**Stored entries**:
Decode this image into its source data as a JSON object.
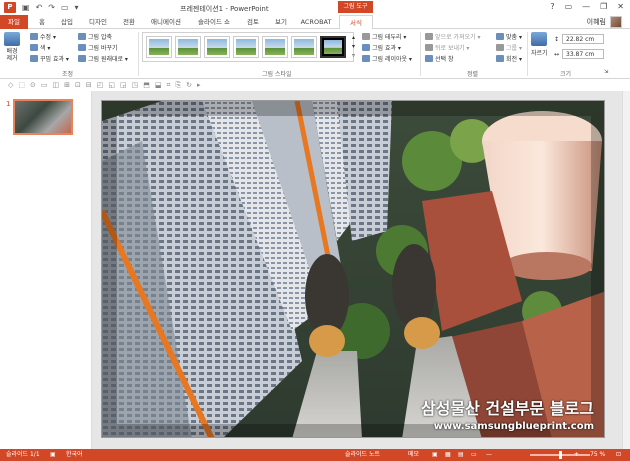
{
  "titlebar": {
    "app_badge": "P",
    "title": "프레젠테이션1 - PowerPoint",
    "context_group": "그림 도구",
    "controls": [
      "?",
      "▭",
      "—",
      "❐",
      "✕"
    ]
  },
  "tabs": [
    {
      "label": "파일",
      "kind": "file"
    },
    {
      "label": "홈"
    },
    {
      "label": "삽입"
    },
    {
      "label": "디자인"
    },
    {
      "label": "전환"
    },
    {
      "label": "애니메이션"
    },
    {
      "label": "슬라이드 쇼"
    },
    {
      "label": "검토"
    },
    {
      "label": "보기"
    },
    {
      "label": "ACROBAT"
    },
    {
      "label": "서식",
      "kind": "active"
    }
  ],
  "user": {
    "name": "이혜림"
  },
  "ribbon": {
    "adjust": {
      "remove_bg": "배경\n제거",
      "correct": "수정 ▾",
      "color": "색 ▾",
      "artistic": "꾸밈 효과 ▾",
      "compress": "그림 압축",
      "change": "그림 바꾸기",
      "reset": "그림 원래대로 ▾",
      "group_label": "조정"
    },
    "styles": {
      "group_label": "그림 스타일",
      "border": "그림 테두리 ▾",
      "effects": "그림 효과 ▾",
      "layout": "그림 레이아웃 ▾"
    },
    "arrange": {
      "group_label": "정렬",
      "forward": "앞으로 가져오기 ▾",
      "backward": "뒤로 보내기 ▾",
      "selection": "선택 창",
      "align": "맞춤 ▾",
      "group": "그룹 ▾",
      "rotate": "회전 ▾"
    },
    "size": {
      "group_label": "크기",
      "crop": "자르기",
      "height": "22.82 cm",
      "width": "33.87 cm"
    }
  },
  "thumbnails": {
    "slide_number": "1"
  },
  "slide": {
    "watermark_line1": "삼성물산 건설부문 블로그",
    "watermark_line2": "www.samsungblueprint.com"
  },
  "status": {
    "slide_info": "슬라이드 1/1",
    "language": "한국어",
    "notes": "슬라이드 노트",
    "comments": "메모",
    "zoom": "75 %"
  },
  "colors": {
    "accent": "#d24726"
  }
}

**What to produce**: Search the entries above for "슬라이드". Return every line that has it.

**Task solution**:
      "label": "슬라이드 쇼"
    "slide_info": "슬라이드 1/1",
    "notes": "슬라이드 노트",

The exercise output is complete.